Shapovalov-had-a-discussion-with-Nadal-at-the-net-following-his-second-complaint

Rafael Nadal is “100%” given preferential treatment by umpires, claimed Denis Shapovalov after his defeat by the Spaniard in their Australian Open quarter-final.

Shapovalov was unhappy with the amount of time he thought Nadal was taking between points and twice complained to umpire Carlos Bernardes.

“I think it’s unfair how much Rafa is getting away with,” said Shapovalov.

In reply, 35-year-old Nadal said: “I believe he is wrong in this case.”

Shapovalov, 22, lost in five sets to 20-time Grand Slam champion Nadal at Melbourne Park on Tuesday, having fought back to level after going two sets down.

At the start of the second set, Shapovalov asked Bernardes to give a time violation to the sixth seed.

When the official did not see fit to do so, Shapovalov shouted: “You guys are all corrupt.

In his post-match news conference, 14th seed Shapovalov said he “misspoke” during the match with emotions riding high but still stood by the wider point.

Players are allowed 25 seconds between points and two minutes between sets, all timed by a shot clock.

Asked whether he thinks Nadal receives preferential treatment, Shapovalov said: “Of course – 100% he does, 100%. Every other match that I have played, the pace has been so quick because the refs have been on the clock after every single point.

“I’m completely ready to play and the clock is ticking 3, 2, 1, clicking towards zero.

“I’m looking at the umpire and obviously I’m going to speak up and say something.

“I’ve been ready to play for a minute and a half, and he tells me he’s not going to give him a code violation because I’m not ready to play. To me, it’s a big joke if somebody says that.”

Shapovalov added: “I respect everything that Rafa has done and I think he’s an unbelievable player. But there have got to be some boundaries, some rules set.

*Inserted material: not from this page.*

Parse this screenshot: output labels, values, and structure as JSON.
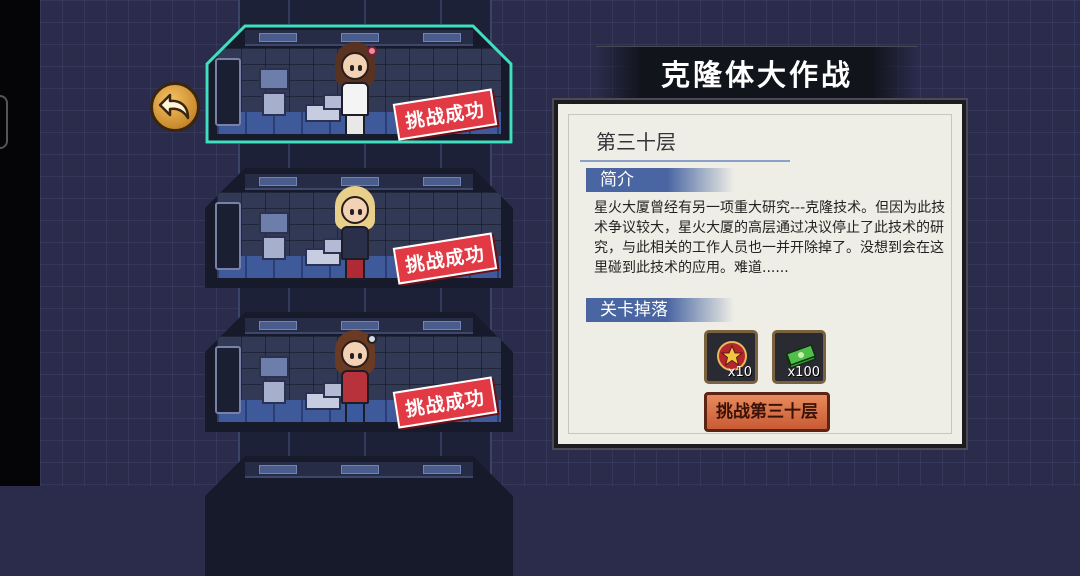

“It’s just so frustrating as a player. You feel like you’re not just playing against the player; you’re playing against the umpires, you’re playing against so much more.”

The first complaint came after Nadal changed his kit at the end of the first set and Shapovalov remonstrated with Bernardes again before the second game about how long Nadal was taking to serve.

“I know I took some extra time at the end of the first set because I had to change everything there on the chair in the changeover,” said Nadal, who won his only Australian Open title in 2009.

“It’s obvious you can’t play with the clothes in the condition that I was. After that, I was going through all the rules.”

On Shapovalov’s claim he received preferential treatment, Nadal added: “I really believe it’s always in the mind that the top players get bigger advantages and honestly on court is not true.

“I never feel that I had advantages on court, and I really believe that he’s wrong in that case.”